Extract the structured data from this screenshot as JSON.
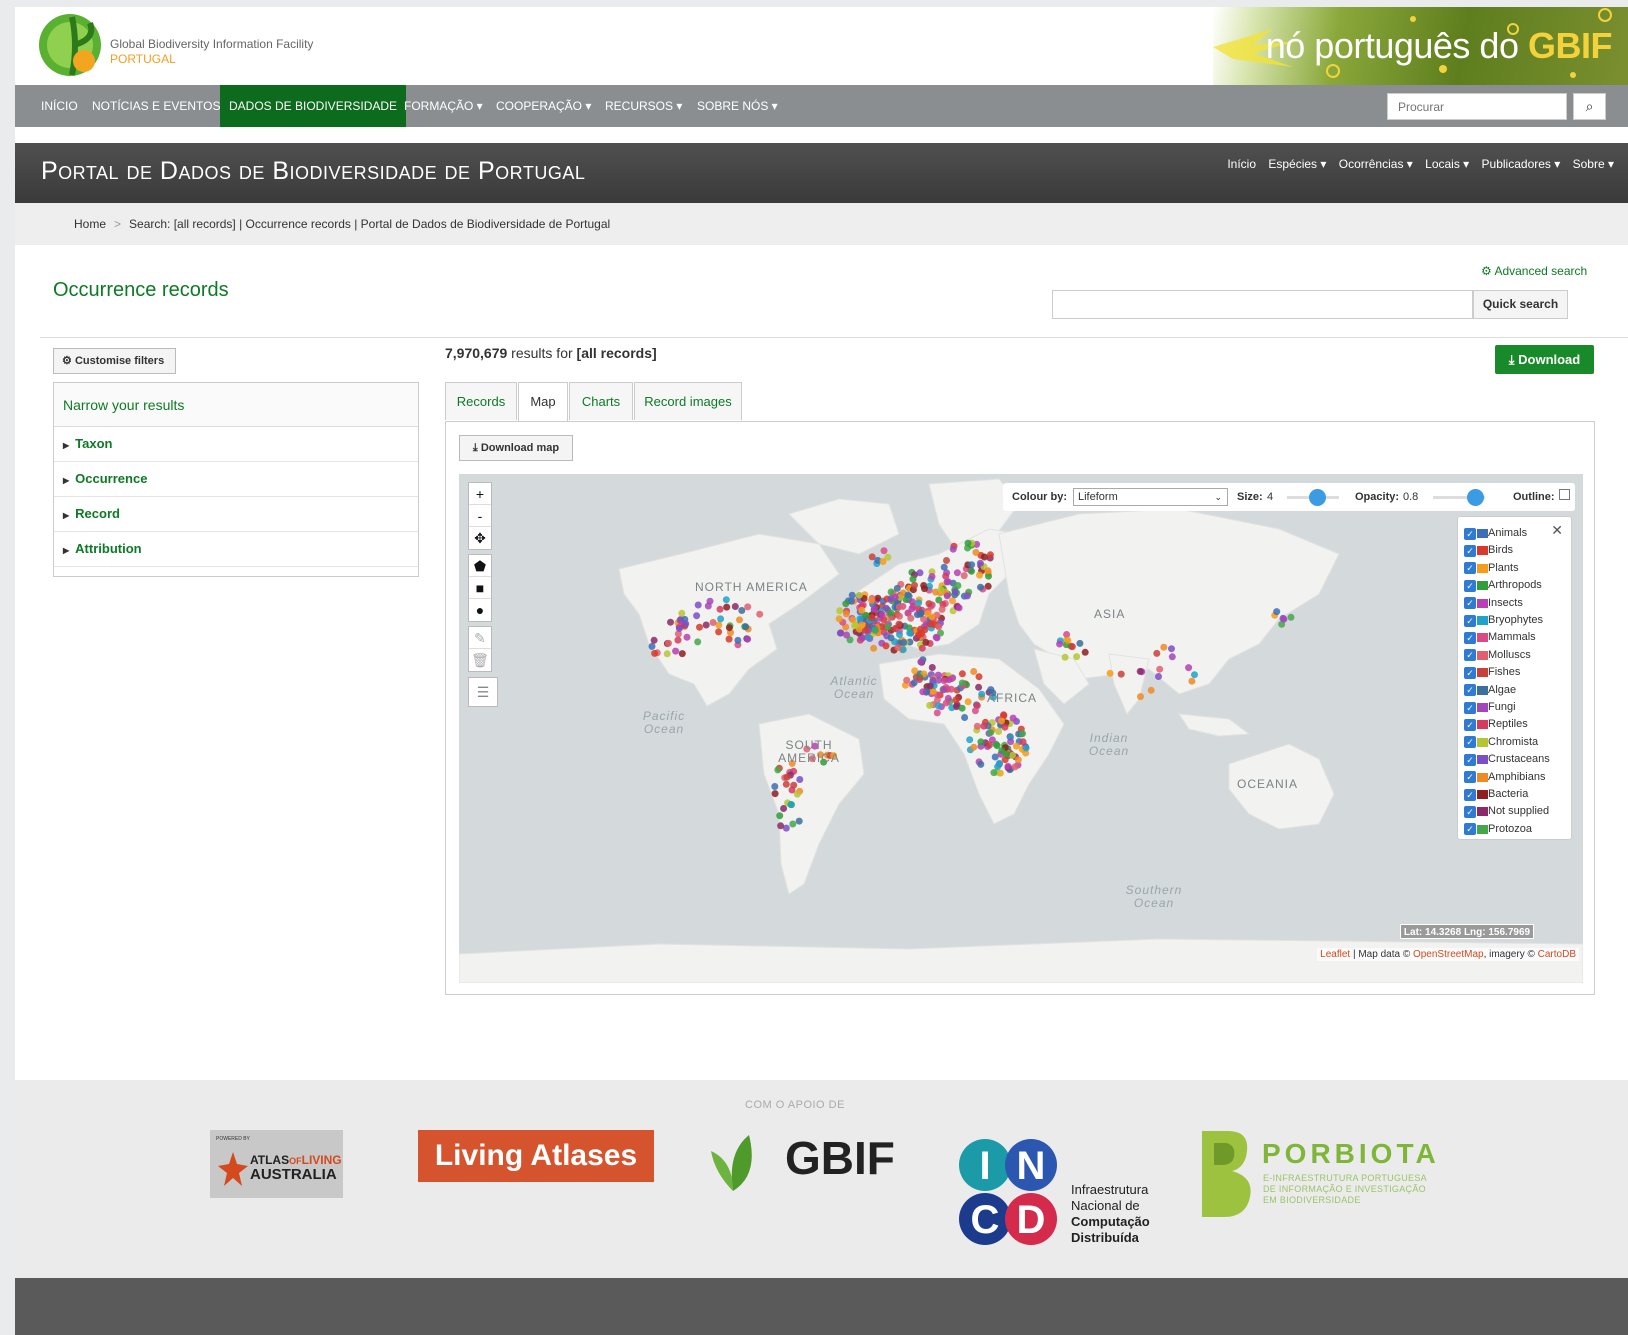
{
  "header": {
    "org_name": "Global Biodiversity Information Facility",
    "org_country": "PORTUGAL",
    "banner_text": "nó português do",
    "banner_brand": "GBIF"
  },
  "main_nav": {
    "items": [
      "INÍCIO",
      "NOTÍCIAS E EVENTOS",
      "DADOS DE BIODIVERSIDADE",
      "FORMAÇÃO ▾",
      "COOPERAÇÃO ▾",
      "RECURSOS ▾",
      "SOBRE NÓS ▾"
    ],
    "search_placeholder": "Procurar"
  },
  "portal": {
    "title": "Portal de Dados de Biodiversidade de Portugal",
    "nav": [
      "Início",
      "Espécies ▾",
      "Ocorrências ▾",
      "Locais ▾",
      "Publicadores ▾",
      "Sobre ▾"
    ]
  },
  "breadcrumb": {
    "home": "Home",
    "current": "Search: [all records] | Occurrence records | Portal de Dados de Biodiversidade de Portugal"
  },
  "page": {
    "title": "Occurrence records",
    "advanced_search": "Advanced search",
    "quick_search": "Quick search",
    "customise_filters": "Customise filters",
    "results_count": "7,970,679",
    "results_mid": " results for ",
    "results_query": "[all records]",
    "download": "Download"
  },
  "filters": {
    "heading": "Narrow your results",
    "items": [
      "Taxon",
      "Occurrence",
      "Record",
      "Attribution"
    ]
  },
  "tabs": [
    "Records",
    "Map",
    "Charts",
    "Record images"
  ],
  "active_tab": "Map",
  "map": {
    "download_map": "Download map",
    "colour_by_label": "Colour by:",
    "colour_by_value": "Lifeform",
    "size_label": "Size:",
    "size_value": "4",
    "opacity_label": "Opacity:",
    "opacity_value": "0.8",
    "outline_label": "Outline:",
    "latlng": "Lat: 14.3268 Lng: 156.7969",
    "attribution_leaflet": "Leaflet",
    "attribution_mid": " | Map data © ",
    "attribution_osm": "OpenStreetMap",
    "attribution_imagery": ", imagery © ",
    "attribution_cartodb": "CartoDB",
    "continents": [
      "NORTH AMERICA",
      "SOUTH AMERICA",
      "AFRICA",
      "ASIA",
      "OCEANIA"
    ],
    "oceans": [
      "Atlantic Ocean",
      "Pacific Ocean",
      "Indian Ocean",
      "Southern Ocean"
    ],
    "legend": [
      {
        "name": "Animals",
        "color": "#3b6fb6"
      },
      {
        "name": "Birds",
        "color": "#d9382c"
      },
      {
        "name": "Plants",
        "color": "#f59c1a"
      },
      {
        "name": "Arthropods",
        "color": "#2f9d3a"
      },
      {
        "name": "Insects",
        "color": "#b83fb4"
      },
      {
        "name": "Bryophytes",
        "color": "#1fa3c9"
      },
      {
        "name": "Mammals",
        "color": "#d94a86"
      },
      {
        "name": "Molluscs",
        "color": "#e06070"
      },
      {
        "name": "Fishes",
        "color": "#c8413b"
      },
      {
        "name": "Algae",
        "color": "#3d6f9e"
      },
      {
        "name": "Fungi",
        "color": "#a347b8"
      },
      {
        "name": "Reptiles",
        "color": "#d63b5f"
      },
      {
        "name": "Chromista",
        "color": "#b6c632"
      },
      {
        "name": "Crustaceans",
        "color": "#7b4fc8"
      },
      {
        "name": "Amphibians",
        "color": "#f08a24"
      },
      {
        "name": "Bacteria",
        "color": "#8e1f1f"
      },
      {
        "name": "Not supplied",
        "color": "#8a2a6a"
      },
      {
        "name": "Protozoa",
        "color": "#44a84a"
      }
    ]
  },
  "footer": {
    "caption": "COM O APOIO DE",
    "ala": [
      "POWERED BY",
      "ATLAS",
      "OF",
      "LIVING",
      "AUSTRALIA"
    ],
    "living_atlases": "Living Atlases",
    "gbif": "GBIF",
    "incd": [
      "Infraestrutura",
      "Nacional de",
      "Computação",
      "Distribuída"
    ],
    "porbiota": "PORBIOTA",
    "porbiota_sub": [
      "E-INFRAESTRUTURA PORTUGUESA",
      "DE INFORMAÇÃO E INVESTIGAÇÃO",
      "EM BIODIVERSIDADE"
    ]
  }
}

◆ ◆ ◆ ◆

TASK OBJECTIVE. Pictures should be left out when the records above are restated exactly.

WRITTEN RESPONSE.
Extract the structured data from this screenshot as JSON.
{
  "header": {
    "org_name": "Global Biodiversity Information Facility",
    "org_country": "PORTUGAL",
    "banner_text": "nó português do",
    "banner_brand": "GBIF"
  },
  "main_nav": {
    "items": [
      "INÍCIO",
      "NOTÍCIAS E EVENTOS",
      "DADOS DE BIODIVERSIDADE",
      "FORMAÇÃO ▾",
      "COOPERAÇÃO ▾",
      "RECURSOS ▾",
      "SOBRE NÓS ▾"
    ],
    "search_placeholder": "Procurar"
  },
  "portal": {
    "title": "Portal de Dados de Biodiversidade de Portugal",
    "nav": [
      "Início",
      "Espécies ▾",
      "Ocorrências ▾",
      "Locais ▾",
      "Publicadores ▾",
      "Sobre ▾"
    ]
  },
  "breadcrumb": {
    "home": "Home",
    "current": "Search: [all records] | Occurrence records | Portal de Dados de Biodiversidade de Portugal"
  },
  "page": {
    "title": "Occurrence records",
    "advanced_search": "Advanced search",
    "quick_search": "Quick search",
    "customise_filters": "Customise filters",
    "results_count": "7,970,679",
    "results_mid": " results for ",
    "results_query": "[all records]",
    "download": "Download"
  },
  "filters": {
    "heading": "Narrow your results",
    "items": [
      "Taxon",
      "Occurrence",
      "Record",
      "Attribution"
    ]
  },
  "tabs": [
    "Records",
    "Map",
    "Charts",
    "Record images"
  ],
  "active_tab": "Map",
  "map": {
    "download_map": "Download map",
    "colour_by_label": "Colour by:",
    "colour_by_value": "Lifeform",
    "size_label": "Size:",
    "size_value": "4",
    "opacity_label": "Opacity:",
    "opacity_value": "0.8",
    "outline_label": "Outline:",
    "latlng": "Lat: 14.3268 Lng: 156.7969",
    "attribution_leaflet": "Leaflet",
    "attribution_mid": " | Map data © ",
    "attribution_osm": "OpenStreetMap",
    "attribution_imagery": ", imagery © ",
    "attribution_cartodb": "CartoDB",
    "continents": [
      "NORTH AMERICA",
      "SOUTH AMERICA",
      "AFRICA",
      "ASIA",
      "OCEANIA"
    ],
    "oceans": [
      "Atlantic Ocean",
      "Pacific Ocean",
      "Indian Ocean",
      "Southern Ocean"
    ],
    "legend": [
      {
        "name": "Animals",
        "color": "#3b6fb6"
      },
      {
        "name": "Birds",
        "color": "#d9382c"
      },
      {
        "name": "Plants",
        "color": "#f59c1a"
      },
      {
        "name": "Arthropods",
        "color": "#2f9d3a"
      },
      {
        "name": "Insects",
        "color": "#b83fb4"
      },
      {
        "name": "Bryophytes",
        "color": "#1fa3c9"
      },
      {
        "name": "Mammals",
        "color": "#d94a86"
      },
      {
        "name": "Molluscs",
        "color": "#e06070"
      },
      {
        "name": "Fishes",
        "color": "#c8413b"
      },
      {
        "name": "Algae",
        "color": "#3d6f9e"
      },
      {
        "name": "Fungi",
        "color": "#a347b8"
      },
      {
        "name": "Reptiles",
        "color": "#d63b5f"
      },
      {
        "name": "Chromista",
        "color": "#b6c632"
      },
      {
        "name": "Crustaceans",
        "color": "#7b4fc8"
      },
      {
        "name": "Amphibians",
        "color": "#f08a24"
      },
      {
        "name": "Bacteria",
        "color": "#8e1f1f"
      },
      {
        "name": "Not supplied",
        "color": "#8a2a6a"
      },
      {
        "name": "Protozoa",
        "color": "#44a84a"
      }
    ]
  },
  "footer": {
    "caption": "COM O APOIO DE",
    "ala": [
      "POWERED BY",
      "ATLAS",
      "OF",
      "LIVING",
      "AUSTRALIA"
    ],
    "living_atlases": "Living Atlases",
    "gbif": "GBIF",
    "incd": [
      "Infraestrutura",
      "Nacional de",
      "Computação",
      "Distribuída"
    ],
    "porbiota": "PORBIOTA",
    "porbiota_sub": [
      "E-INFRAESTRUTURA PORTUGUESA",
      "DE INFORMAÇÃO E INVESTIGAÇÃO",
      "EM BIODIVERSIDADE"
    ]
  }
}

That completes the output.